forms a counterpart to the Lindenplatz and gives the passage crossing below the building by Werner Stücheli an adequete importance. This
opening forecourt also
results in a receiving gesture, distinguishing this public building from ordinary residential building. Accordingly, the south-facing space not only serves as an access,
but is also designed as lounge area and serves the public café of the house as an outdoor area.
With this layout the architects use the potential of this location.
They connect the housing for the elderly with a high degree of opening, so that the residents get an increased contact with the outside world and thus the design helps
to reduce the risk of an increasing isolation. The urban planning approach therefore contains one of the essential typological approaches. In addition, the forecourt results
in a mediation between the significant construction volume with the neighbouring small-scale structure. On the tight parcel the volume develops in a bone-like figure,
and the available area is well exploited to accommodate the considerable spatial program.

The six-storey building contains public spaces on the ground floor, four floors with small apartments woth one to three rooms, and the nursing department of the house
in the recessed attic floor on top. The 60 apartments are based primarily on a communicating room couple, connected by the small kitchen area. A coherent and continuous
spatial figure
with differentiated zones arises by opening the sliding doors. This spatial constellation is enriched through a variety of relationships and connections through

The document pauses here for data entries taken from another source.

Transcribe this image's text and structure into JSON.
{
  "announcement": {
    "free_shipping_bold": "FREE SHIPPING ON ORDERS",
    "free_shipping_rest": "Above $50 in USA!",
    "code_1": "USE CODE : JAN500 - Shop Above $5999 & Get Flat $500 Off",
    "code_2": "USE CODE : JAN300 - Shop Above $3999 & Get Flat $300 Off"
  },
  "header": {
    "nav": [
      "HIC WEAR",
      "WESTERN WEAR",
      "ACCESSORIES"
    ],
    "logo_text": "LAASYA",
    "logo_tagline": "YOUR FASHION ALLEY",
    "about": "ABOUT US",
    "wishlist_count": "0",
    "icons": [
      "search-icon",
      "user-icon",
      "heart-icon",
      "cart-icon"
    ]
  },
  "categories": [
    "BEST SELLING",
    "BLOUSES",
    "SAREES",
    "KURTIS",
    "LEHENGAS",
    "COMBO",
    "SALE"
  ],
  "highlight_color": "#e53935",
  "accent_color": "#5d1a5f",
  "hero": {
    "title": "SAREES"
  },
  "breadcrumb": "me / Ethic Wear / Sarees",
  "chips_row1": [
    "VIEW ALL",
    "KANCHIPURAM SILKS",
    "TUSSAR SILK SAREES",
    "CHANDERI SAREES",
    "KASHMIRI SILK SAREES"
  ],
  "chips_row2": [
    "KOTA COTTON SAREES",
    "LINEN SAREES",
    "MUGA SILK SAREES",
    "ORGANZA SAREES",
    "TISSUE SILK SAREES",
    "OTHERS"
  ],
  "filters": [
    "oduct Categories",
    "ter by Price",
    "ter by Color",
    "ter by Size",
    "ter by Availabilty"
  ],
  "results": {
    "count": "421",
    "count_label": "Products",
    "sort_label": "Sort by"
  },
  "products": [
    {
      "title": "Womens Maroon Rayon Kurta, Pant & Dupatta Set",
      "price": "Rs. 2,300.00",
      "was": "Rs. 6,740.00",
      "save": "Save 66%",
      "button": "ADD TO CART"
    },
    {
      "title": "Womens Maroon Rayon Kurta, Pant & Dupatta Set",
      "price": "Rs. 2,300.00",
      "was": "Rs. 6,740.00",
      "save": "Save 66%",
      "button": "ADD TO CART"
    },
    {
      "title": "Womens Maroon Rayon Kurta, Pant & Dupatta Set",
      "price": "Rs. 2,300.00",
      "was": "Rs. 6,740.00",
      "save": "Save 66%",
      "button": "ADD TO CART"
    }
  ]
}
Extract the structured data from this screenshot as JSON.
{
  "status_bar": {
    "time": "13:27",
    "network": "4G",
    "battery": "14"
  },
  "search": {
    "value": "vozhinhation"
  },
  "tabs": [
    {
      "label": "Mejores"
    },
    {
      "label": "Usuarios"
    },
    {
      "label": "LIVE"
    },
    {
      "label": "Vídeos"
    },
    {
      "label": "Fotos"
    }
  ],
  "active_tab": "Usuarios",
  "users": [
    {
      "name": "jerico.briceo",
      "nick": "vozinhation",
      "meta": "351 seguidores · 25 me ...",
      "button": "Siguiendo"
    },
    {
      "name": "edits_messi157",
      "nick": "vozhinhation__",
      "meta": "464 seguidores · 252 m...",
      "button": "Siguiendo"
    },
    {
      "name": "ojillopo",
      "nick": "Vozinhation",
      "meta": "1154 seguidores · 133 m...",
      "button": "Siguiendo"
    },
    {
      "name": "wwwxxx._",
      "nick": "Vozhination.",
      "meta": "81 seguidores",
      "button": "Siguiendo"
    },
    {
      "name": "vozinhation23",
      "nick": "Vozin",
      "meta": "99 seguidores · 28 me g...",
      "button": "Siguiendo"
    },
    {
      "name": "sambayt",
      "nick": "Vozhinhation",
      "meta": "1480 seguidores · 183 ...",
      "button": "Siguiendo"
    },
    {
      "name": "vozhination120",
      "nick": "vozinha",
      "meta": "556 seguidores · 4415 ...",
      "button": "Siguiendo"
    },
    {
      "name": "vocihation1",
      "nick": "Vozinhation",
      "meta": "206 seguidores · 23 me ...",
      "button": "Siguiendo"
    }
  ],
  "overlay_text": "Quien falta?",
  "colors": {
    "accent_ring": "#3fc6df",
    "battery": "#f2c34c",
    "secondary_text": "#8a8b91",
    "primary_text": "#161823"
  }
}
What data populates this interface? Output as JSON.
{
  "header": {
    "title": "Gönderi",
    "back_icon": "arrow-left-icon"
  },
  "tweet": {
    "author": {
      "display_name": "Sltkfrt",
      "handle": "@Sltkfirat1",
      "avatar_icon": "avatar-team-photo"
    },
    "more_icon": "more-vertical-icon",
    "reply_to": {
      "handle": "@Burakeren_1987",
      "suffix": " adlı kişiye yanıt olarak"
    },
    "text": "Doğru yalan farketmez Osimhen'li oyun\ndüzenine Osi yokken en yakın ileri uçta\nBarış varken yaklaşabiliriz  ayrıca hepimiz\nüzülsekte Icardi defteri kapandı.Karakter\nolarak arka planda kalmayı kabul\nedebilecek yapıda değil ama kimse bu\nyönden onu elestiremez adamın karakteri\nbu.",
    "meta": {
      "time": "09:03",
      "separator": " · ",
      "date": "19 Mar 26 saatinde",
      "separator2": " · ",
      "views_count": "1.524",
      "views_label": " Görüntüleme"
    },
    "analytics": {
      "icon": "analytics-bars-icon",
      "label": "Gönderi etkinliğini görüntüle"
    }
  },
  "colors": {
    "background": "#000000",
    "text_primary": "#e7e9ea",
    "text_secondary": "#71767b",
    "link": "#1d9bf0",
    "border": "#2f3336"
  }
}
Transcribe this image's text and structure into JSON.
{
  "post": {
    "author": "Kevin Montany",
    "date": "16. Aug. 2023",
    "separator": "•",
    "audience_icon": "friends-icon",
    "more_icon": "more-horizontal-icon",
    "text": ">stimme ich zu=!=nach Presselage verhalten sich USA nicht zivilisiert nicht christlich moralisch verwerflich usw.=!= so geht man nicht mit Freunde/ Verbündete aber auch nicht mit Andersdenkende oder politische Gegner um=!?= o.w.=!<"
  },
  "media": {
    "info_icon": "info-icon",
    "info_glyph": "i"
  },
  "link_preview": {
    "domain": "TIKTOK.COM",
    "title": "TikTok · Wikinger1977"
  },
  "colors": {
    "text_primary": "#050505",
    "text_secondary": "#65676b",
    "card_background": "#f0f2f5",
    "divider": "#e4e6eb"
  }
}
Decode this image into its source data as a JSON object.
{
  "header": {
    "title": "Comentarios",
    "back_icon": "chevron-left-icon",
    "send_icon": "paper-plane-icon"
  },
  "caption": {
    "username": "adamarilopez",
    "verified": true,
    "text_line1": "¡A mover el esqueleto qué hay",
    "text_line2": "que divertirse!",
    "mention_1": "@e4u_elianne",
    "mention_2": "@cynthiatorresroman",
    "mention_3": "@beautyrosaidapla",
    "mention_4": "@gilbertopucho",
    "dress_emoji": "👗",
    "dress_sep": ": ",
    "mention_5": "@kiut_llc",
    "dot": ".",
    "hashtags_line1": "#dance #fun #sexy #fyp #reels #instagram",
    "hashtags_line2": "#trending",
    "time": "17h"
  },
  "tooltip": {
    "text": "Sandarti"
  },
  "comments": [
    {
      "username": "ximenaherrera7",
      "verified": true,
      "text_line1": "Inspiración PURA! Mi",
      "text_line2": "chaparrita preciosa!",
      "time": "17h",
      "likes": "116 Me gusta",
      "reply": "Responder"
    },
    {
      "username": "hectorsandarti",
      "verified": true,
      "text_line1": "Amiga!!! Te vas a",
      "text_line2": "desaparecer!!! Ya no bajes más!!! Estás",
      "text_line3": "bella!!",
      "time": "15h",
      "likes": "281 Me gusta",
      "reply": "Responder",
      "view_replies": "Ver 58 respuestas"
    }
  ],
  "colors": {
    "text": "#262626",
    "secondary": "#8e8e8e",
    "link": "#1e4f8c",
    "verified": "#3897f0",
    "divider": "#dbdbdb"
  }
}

the entrance area and the retracted Loggia. Due to this design, the small apartments receive an unexpected generosity. In these apartments, the kitchen has been minimized,
since the operational concept stipulates that the meals are mainly prepared by the staff and served in the communal spaces. This creates a typological proximity to the
collective house in which various institutions of the individual area are moved into the communal areas.The ground floor is designed as a kind of comprehensive, large living room.
Through its contiguous space sequence the bone-like figure of the building can be experienced in its entireness. The widespread circulation space between the three bulges,
which accommodate the café, a fireside lounge and a restaurant, are designed like an internal promenade along the square. This area integrates the foyer with reception desk
and lobby in a self-evident way. In the attic floor the common room of the nursing department and the roof terrace, also oriented towards the square, are accessable for all residents.
In the residential floors the zones in front of the elevators are open to the court as well. This layout facilitates orientation in the entire building and creates additional space
for encounters between residens. The cozy and warm atmosphere
of the spacious common areas on the ground floor results to a large extent from the thoughtful revetment
which is built with great care. Walls and ceilings are fully clothed here with veneered paneling.

On the exterior the attic floor and the residential floors are encased with circumferential bands of concrete respectively windows, featuring wide aluminum frames
referring to motives of the surrounding buildings from the 50s and 60s. Contrary to these surrounding buildings, the balustrades are not plastered or covered with panels,
but are made of sandblasted situ concrete, which receives a warm tint by adding limestone. On the other hand, the windows of the ground floor are cut into the monolithic
exterior wall like holes, or they protrude in the form of a pre-hung flowers window, while they are drawn deep behind the overlying facade in the area of the
of forecourt.